The featurettes are must viewing for Weeds fiends. "Tour of Bubbie's House" shows off the incredibly elaborate new set, full of echt '70s stuff Nancy's late grandma collected: Avocado washer, harvest gold fridge, big glass grapes on each step of the stairs (items owned by the show's creator Jenji Kohan), many vintage spectacles (likewise). In "Moving Weight," Guillermo Diaz, who plays Nancy's Mexican crime advisor, interviews a real attorney about the real smuggling business and its legal consequences. "Burbs to the Beach" catches you up on the show's migration south, with solid crew and cast interviews including Parker, who insightfully calls Albert Brooks' acting "spare" and "elegant." It's cool that Brooks, who played Alex Gould's father in Finding Nemo, gets to play his grandfather in Weeds (and since Elizabeth Perkins played his mother, this show was a family reunion). The kid interviews in "I'm a Big Kid Now" and "The Real Hunter Parrish," and "The Weed Wranglers," about how they make those realistic-looking marijuana plants and bags, are boring. The voice-overs (by Kohan, Perkins, Nealon, Kirk, and others not including Parker) are a mixed bag. They're full of interesting inside skinny -- who knew Kohan's friend Matthew Weiner was going to play a bit part, or noticed that the guy who played the part wears a uniform that says Mad Men?
But the voice-overs are exceedingly casual and light on info. In the first episode, Kohan keeps apologizing for taking our time, and is so meek she mostly wastes it. The best voice-over is hers on the last episode, "If You Work for a Living, Then Why Do You Kill Yourself Working?" which is a quote from The Good, the Bad, and the Ugly, to which the episode is an homage. Weeds seasons always end with a movie homage. Actually, there's a micro-homage in this episode to The Shawshank Redemption, because one of the writers is obsessed with it, but mainly, the homage is to spaghetti Westerns, with their many portentous close-ups.

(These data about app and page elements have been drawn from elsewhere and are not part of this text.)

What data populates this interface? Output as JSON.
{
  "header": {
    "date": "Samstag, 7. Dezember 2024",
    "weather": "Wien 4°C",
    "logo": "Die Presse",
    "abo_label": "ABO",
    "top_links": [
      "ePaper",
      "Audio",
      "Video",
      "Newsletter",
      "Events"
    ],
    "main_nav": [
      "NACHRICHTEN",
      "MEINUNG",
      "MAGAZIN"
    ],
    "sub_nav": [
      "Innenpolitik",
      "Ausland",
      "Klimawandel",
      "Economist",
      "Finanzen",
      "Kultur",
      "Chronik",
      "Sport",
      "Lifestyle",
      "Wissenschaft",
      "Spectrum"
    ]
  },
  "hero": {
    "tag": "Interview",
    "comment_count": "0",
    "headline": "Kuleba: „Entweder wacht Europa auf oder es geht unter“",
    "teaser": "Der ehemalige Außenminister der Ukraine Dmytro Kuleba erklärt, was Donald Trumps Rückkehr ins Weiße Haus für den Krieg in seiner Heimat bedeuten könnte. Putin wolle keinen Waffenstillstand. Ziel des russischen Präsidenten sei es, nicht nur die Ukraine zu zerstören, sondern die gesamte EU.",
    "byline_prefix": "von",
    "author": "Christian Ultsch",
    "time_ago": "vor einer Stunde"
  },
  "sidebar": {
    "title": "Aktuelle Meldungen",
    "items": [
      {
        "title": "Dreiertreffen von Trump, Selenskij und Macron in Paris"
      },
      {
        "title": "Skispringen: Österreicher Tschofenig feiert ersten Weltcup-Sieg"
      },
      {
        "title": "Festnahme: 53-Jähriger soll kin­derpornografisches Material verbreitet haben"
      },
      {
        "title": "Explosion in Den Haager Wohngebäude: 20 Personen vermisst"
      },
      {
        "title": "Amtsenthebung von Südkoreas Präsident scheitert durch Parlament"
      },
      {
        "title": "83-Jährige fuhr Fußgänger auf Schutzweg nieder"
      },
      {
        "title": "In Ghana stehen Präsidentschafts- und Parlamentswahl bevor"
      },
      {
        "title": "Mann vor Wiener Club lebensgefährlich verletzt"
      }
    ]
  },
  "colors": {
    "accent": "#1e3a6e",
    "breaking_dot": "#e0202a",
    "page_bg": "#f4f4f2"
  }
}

Kohan pauses to let important dialogue be heard to clarify the plot and her points, which other voice-over commentators don't do. They just riff and joke constantly, so you can't hear what's going on. To watch the other commentaries, you have to have watched the whole episode first. I like Kohan's method on the last episode best. But Weeds addicts will have to watch them all.